Equitable Life compensation payment deadline extended
A deadline for savers who lost money in the Equitable Life scandal to claim compensation has been extended to the middle of 2015.
The planned cut-off of March 2014 was criticised as "arbitrary" in a report by a committee of MPs in October.
The insurance company came close to collapse in 2000, in one of the UK's biggest financial scandals.
The Treasury said that up to 400,000 savers who lost money had still not received compensation payments.
A national advertising campaign to encourage eligible policyholders to come forward will be launched in the next few weeks.
After years of official inquiries into the scandal, the government agreed to a compensation system in 2010, with the first payments being made by June 2011.
But the report by the Commons Public Accounts Committee, published in October, said that one in five policyholders might not be traced before the March 2014 deadline.
It criticised the lack of publicity to reduce the number of people who might miss out, and suggested not enough preparatory work had been done ahead of the compensation scheme starting. Only £168m was paid out by March 2012, rather than the expected £500m.

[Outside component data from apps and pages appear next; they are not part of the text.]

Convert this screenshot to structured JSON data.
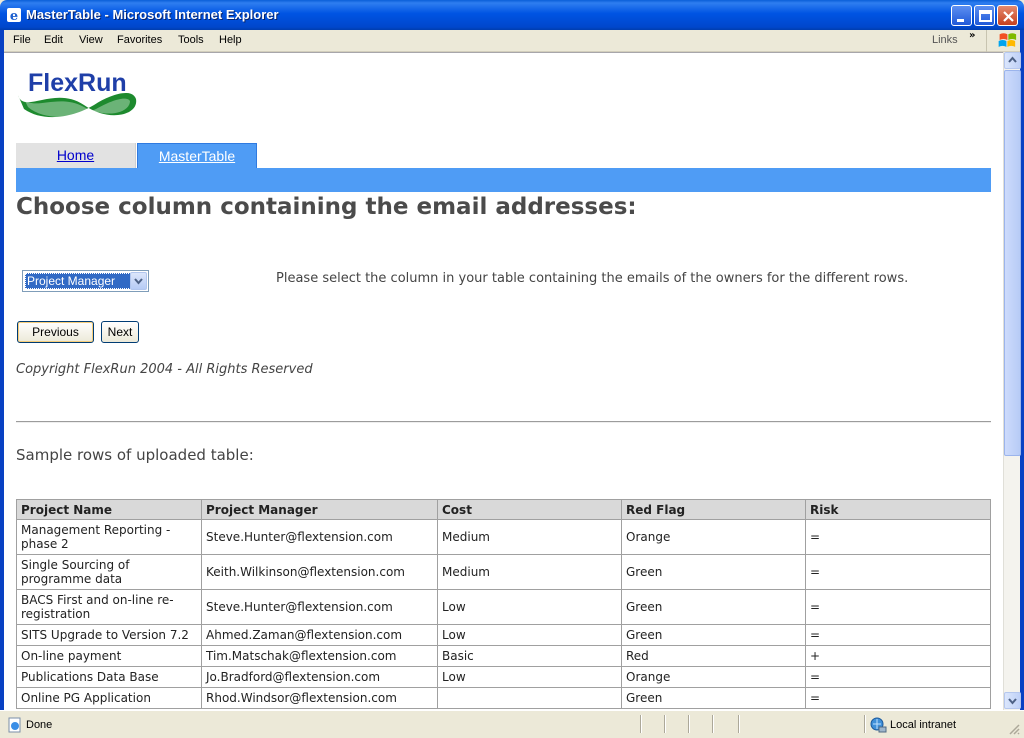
{
  "window": {
    "title": "MasterTable - Microsoft Internet Explorer",
    "minimize_icon": "minimize-icon",
    "maximize_icon": "maximize-icon",
    "close_icon": "close-icon"
  },
  "menu": {
    "items": [
      "File",
      "Edit",
      "View",
      "Favorites",
      "Tools",
      "Help"
    ],
    "links_label": "Links",
    "chevron": "»"
  },
  "page": {
    "logo_text": "FlexRun",
    "tabs": [
      {
        "label": "Home",
        "active": false
      },
      {
        "label": "MasterTable",
        "active": true
      }
    ],
    "heading": "Choose column containing the email addresses:",
    "select_value": "Project Manager",
    "instruction": "Please select the column in your table containing the emails of the owners for the different rows.",
    "buttons": {
      "previous": "Previous",
      "next": "Next"
    },
    "copyright": "Copyright FlexRun 2004 - All Rights Reserved",
    "sample_heading": "Sample rows of uploaded table:"
  },
  "table": {
    "headers": [
      "Project Name",
      "Project Manager",
      "Cost",
      "Red Flag",
      "Risk"
    ],
    "rows": [
      [
        "Management Reporting - phase 2",
        "Steve.Hunter@flextension.com",
        "Medium",
        "Orange",
        "="
      ],
      [
        "Single Sourcing of programme data",
        "Keith.Wilkinson@flextension.com",
        "Medium",
        "Green",
        "="
      ],
      [
        "BACS First and on-line re-registration",
        "Steve.Hunter@flextension.com",
        "Low",
        "Green",
        "="
      ],
      [
        "SITS Upgrade to Version 7.2",
        "Ahmed.Zaman@flextension.com",
        "Low",
        "Green",
        "="
      ],
      [
        "On-line payment",
        "Tim.Matschak@flextension.com",
        "Basic",
        "Red",
        "+"
      ],
      [
        "Publications Data Base",
        "Jo.Bradford@flextension.com",
        "Low",
        "Orange",
        "="
      ],
      [
        "Online PG Application",
        "Rhod.Windsor@flextension.com",
        "",
        "Green",
        "="
      ]
    ]
  },
  "status": {
    "text": "Done",
    "zone": "Local intranet"
  },
  "colors": {
    "titlebar": "#0054e3",
    "tab_active": "#4f9cf5",
    "link": "#0000cc",
    "heading": "#4b4b4b"
  }
}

Now the government has decided to extend the deadline to try to locate thousands of savers whose addresses are unrecorded.
"We have made strong progress, but we want to maximise the number of people who will eventually receive payments, which is why we are extending the Equitable Life payment scheme to mid-2015," said Sajid Javid, Financial Secretary to the Treasury.
Paul Weir, spokesman for the Equitable Members' Action group (Emag), said: "We are delighted that the Treasury has listened.
"It is vital that the Treasury complete the task of tracing those who are entitled to compensation and we will be working with them to assist that process."